China flinches over B-52 flyby? Over the weekend, China declared an air defense identification zone, over an area of the China Sea that included islands owned by Japan, China, and Taiwan. They further stipulated that foreign aircraft passing through the area must first file flight plans. Needless to say, this, of course, ruffled international feathers and put some of the smaller nations in the region on edge. In response, not more than 72 hours later, the US sent two unarmed B-52s on a training run through the area without notifying China they were doing so and without identifying themselves. China observed and recorded the two warplanes, presumably to keep a tally of who was violating their ‘sovereign’ airspace.
In actuality, the zone covers already disputed territory between China and Japan and covers overlapping areas owned by Japan, Taiwan, and South Korea. Many believe China is trying to extend its control beyond what they can legally claim internationally. At the urging of their government, Japan Airlines and ANA, the two main carriers, ceased submitting flight plans.
Beijing claims it’s exercising its right to defense, but others believe China is actually testing control of the region. Australia has protested the move but were reported to have been warned “not to damage their relations” by the use of incendiary words. Still, relations with Taiwan, Japan, and the US have become noticeably strained.

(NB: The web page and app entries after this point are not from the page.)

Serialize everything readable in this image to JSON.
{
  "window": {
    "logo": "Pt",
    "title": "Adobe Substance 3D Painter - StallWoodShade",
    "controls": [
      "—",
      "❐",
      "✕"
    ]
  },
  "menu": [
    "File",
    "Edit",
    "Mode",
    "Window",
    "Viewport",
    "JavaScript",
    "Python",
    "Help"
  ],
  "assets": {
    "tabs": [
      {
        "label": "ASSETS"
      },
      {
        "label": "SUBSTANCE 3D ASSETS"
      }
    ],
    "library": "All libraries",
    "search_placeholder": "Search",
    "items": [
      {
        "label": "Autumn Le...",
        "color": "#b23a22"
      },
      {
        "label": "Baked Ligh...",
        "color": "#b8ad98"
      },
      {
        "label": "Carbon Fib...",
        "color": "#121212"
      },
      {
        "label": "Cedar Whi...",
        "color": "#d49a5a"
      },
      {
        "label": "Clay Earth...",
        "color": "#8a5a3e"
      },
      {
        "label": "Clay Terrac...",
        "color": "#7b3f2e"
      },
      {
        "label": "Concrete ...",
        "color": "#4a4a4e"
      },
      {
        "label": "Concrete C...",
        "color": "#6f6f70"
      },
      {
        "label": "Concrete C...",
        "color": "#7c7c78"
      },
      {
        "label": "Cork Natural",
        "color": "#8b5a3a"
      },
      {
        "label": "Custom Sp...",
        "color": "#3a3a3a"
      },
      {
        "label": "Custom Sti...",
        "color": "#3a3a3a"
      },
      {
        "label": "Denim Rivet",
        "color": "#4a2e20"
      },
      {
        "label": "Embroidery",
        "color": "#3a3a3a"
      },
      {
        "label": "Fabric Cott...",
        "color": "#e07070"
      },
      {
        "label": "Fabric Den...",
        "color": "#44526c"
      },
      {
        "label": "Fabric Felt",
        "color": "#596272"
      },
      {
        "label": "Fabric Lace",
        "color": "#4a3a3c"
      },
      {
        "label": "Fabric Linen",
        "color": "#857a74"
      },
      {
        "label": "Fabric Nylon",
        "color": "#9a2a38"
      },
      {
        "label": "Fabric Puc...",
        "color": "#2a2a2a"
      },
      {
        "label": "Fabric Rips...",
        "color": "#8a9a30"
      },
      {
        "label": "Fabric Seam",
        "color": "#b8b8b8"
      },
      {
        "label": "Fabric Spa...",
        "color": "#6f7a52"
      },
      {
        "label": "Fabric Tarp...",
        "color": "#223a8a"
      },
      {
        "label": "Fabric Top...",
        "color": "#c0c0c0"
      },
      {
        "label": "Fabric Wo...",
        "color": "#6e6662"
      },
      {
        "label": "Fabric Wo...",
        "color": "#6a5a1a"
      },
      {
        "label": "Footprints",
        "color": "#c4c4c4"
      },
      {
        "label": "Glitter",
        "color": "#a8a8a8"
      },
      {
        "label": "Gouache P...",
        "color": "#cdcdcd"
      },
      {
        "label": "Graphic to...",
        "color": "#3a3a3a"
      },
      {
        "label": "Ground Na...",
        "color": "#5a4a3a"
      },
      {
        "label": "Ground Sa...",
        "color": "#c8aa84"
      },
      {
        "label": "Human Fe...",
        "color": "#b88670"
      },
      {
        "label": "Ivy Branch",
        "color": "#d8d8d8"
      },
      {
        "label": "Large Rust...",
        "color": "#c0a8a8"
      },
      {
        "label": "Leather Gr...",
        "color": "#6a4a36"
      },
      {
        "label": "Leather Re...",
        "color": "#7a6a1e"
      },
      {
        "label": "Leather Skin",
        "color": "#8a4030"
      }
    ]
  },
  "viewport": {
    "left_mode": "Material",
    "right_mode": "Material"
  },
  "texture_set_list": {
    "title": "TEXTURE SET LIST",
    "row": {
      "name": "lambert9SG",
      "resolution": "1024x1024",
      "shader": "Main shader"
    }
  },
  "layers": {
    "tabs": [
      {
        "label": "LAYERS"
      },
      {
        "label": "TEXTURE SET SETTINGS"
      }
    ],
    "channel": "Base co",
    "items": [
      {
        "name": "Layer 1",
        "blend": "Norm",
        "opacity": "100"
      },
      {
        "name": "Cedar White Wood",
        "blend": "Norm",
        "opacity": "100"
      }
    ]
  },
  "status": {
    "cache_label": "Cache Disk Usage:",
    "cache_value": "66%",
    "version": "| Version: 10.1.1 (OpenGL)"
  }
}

Of note, not soon after the flyover, China sent its only—and aged—aircraft carrier, through in the opposite direction of the islands into the South China Sea. That move understandably raised the hackles of the Philippines, Malaysia and other countries in the region. Overall, many people feel that the increase in chances for “incidents” to occur is just a little alarming. If the US runs more training missions through the disputed airspace, perhaps China will flinch as it may have done with the B-52 flyby and back down. There are already plans in place for joint US/Japan training exercises to be conducted in the disputed area.
Talk of China’s “disturbing pattern of behavior” between the US, Japan and other effected countries is high on the agenda and the US believes it’s up to China to dial down the tensions in the region. The training flight, which took off from Guam and crossed 1500 miles southwest deep into the ‘defense zone’ without so much as a warning may have eased tensions in the region some and muted Japan’s anger at the Chinese.
One has to wonder what China’s ultimate goal is. The region is rich in fishing and hydrocarbons. Are they ultimately seeking to control all of that? At what point does China make good on its threat to respond to continued incursions into its defense zone? What form would that response take? If and when it does happen, what then?
On the other side of the fence, Chinese bloggers vented about the violations and the military’s response—or lack thereof. They are wondering why they pay taxes to support the military, and then have to watch while something like this happens.
So, did China indeed flinch over the B-52 flyby?
By Lee Birdine